A war is being waged on online social platforms at the moment, as I am writing this, around the theme of ‘school fees.’ As in the case of every unreasonable war ever fought on the schooling landscape in our country, I think the losing side in this one too is going to be the teachers!

The position is very clear for most parents, in this tussle between affordable private schools and middle-class India. Parents are, plain and simple, not willing to pay the same school fees as they used to before the lock-down.

Why are they not willing to pay as much as they used to as school fees before the lock-down?

Their counter-question is pretty straightforward and reasonable: why must we pay the same amount of money we used to pay as school fees for offline schooling, now that you are teaching online and our children are not using any of your physical facilities and your teachers are not ‘babysitting’ our children?

From where I see, this position is perhaps the result of how our privately managed schools branded and promoted themselves for a long time. Our private school education system never promoted teachers as their unique selling points.
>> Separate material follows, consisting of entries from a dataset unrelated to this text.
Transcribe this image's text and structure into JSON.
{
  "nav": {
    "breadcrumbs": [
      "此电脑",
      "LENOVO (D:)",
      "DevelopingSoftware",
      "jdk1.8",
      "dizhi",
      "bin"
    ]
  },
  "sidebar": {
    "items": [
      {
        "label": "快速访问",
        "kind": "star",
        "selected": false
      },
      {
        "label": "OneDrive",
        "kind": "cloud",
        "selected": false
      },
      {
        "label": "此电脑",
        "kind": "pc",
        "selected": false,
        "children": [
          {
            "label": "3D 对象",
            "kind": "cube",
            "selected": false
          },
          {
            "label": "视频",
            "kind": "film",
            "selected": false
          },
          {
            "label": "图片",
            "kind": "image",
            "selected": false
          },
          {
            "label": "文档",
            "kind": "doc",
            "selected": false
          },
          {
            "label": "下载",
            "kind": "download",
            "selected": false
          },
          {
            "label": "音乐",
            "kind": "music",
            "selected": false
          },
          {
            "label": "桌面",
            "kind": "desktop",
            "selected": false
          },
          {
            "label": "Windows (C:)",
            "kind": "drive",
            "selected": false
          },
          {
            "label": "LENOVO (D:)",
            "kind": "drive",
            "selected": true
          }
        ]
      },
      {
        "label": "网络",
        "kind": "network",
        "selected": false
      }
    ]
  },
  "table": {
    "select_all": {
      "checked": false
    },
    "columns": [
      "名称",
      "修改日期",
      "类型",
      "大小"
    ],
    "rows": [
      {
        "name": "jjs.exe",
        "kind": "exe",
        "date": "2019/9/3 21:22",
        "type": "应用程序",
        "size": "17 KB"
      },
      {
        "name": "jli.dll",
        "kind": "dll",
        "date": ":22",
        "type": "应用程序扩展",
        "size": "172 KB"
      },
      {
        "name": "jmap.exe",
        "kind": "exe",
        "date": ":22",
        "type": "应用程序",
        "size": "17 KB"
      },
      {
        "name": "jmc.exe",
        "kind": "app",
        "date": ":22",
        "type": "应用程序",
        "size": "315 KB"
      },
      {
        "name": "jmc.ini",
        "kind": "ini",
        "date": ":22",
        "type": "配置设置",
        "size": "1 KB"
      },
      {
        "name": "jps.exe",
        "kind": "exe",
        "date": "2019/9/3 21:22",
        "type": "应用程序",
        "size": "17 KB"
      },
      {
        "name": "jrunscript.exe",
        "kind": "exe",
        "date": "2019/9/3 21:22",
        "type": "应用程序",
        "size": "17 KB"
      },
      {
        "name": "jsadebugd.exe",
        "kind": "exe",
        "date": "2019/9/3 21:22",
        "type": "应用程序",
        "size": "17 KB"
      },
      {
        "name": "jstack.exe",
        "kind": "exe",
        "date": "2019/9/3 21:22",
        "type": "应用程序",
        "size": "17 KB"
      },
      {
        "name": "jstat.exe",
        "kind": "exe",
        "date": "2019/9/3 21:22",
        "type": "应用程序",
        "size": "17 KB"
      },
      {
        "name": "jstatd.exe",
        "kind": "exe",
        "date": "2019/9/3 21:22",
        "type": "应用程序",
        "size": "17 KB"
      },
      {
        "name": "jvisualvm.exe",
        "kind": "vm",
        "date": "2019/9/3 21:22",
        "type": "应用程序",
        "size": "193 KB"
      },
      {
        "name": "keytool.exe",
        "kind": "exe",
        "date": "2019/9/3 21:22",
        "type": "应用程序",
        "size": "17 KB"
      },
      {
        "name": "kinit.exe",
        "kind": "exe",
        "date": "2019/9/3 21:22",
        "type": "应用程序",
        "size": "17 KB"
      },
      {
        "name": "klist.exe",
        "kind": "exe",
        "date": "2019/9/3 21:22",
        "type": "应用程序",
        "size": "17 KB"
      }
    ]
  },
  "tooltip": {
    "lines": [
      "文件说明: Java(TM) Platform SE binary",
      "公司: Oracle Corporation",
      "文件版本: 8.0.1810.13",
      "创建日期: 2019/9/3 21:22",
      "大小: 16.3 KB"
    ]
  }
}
Let us face it, ‘school managements’ across India always promoted infrastructure and facilities as their unique selling points. We have always considered and portrayed our school teachers as glorified babysitters and not as ‘agents of change.’ Now parents are looking at schooling from the same vantage point that ‘school managements’ wanted them to look at from in the first place. For a middle-class Indian parent today, with them having to babysit the children for the most of an online school day, no ‘physical’ school and no teacher babysitting obviously would mean no fee. We were paying you for using the infrastructure and the babysitting facility and not teaching! Now we are not willing to pay you that much because we know you are not paying your teachers as much as we pay you.

We will not pay you now for online schooling as much as we paid you for ‘physical schooling.’

As usual, things take an ugly turn from here!


An info-graphic on teacher salary started floating around the social web at one point during the ‘school fee war’, perhaps in an attempt to help parents understand that they are not paying for infrastructure and physical facilities alone anymore. According to this unverified info-graphic, teachers in India come in the middle-class income bracket. The data is from 2004 and 2009. I am not very sure where this info-graphic originated. The info-graphic, as you can see, is designed to prove that Indian school teachers make more money in salary than their counterparts in some of the best countries in the world. The message from the ‘private school managements’ to the parents now is very clear — we pay teachers very well, better than their counterparts in the world. Is this true?

As I watched the hubris unfold on Twitter the other day, someone sensible from the crowd was trying to tell people engaged in verbal duals around the infographic that this data could be based on government school pay packet and not based on what private schools in India are paying its teachers. I hope you will agree with me when I say this, based on my experience of working as a school teacher, a college teacher, an instructional coach, and a schooling researcher for over 17 years now in India: all is not well at the teacher paycheck front in Indian private schools!

Tying the school fee debate in India around teachers’ necks and their paychecks, without owning up the reality and acting on it, is going to be counterproductive to the social status of a profession that is already suffering from the ‘babysitter’ image!


Historically, teaching in India is a profession made unattractive by attaching a false sense of nobility around it. Krishna Kumar, a noted Indian school education historian, breathtakingly captures this damage done to the image of teachers in our country in his Politics of Education in Colonial India. He uses the metaphor of a ‘meek dictator’ to paint the picture of an Indian school teacher. He details out how the public school system in India loudly assigned nobility to every school teacher, in the name of the ancient Gurukul System, conveniently forgetting how toothless and penniless we teachers today are in comparison to our role models from the back and beyond of our schooling history.

There is nothing ‘noble’ about being a private school teacher in India, looking at the history of it all!

Or there is only as much nobility in teaching as there is in being a doctor or an engineer, the current elitist professions in the country. Private school teachers in India are powerless and paid less than their government-paid counterparts. Dragging paycheck into the school fee debate is not going to help anyone, as long as ‘school managements’ are not willing to rationalize school fees based on what they actually pay their teachers or pay their teachers according to what they are planning to currently charge the parents as fees.

Let us face it, as much as private schooling is not charity, private school teacher paychecks are still not good enough to make teaching noble enough for the kind of fees many of our schools are planning to charge.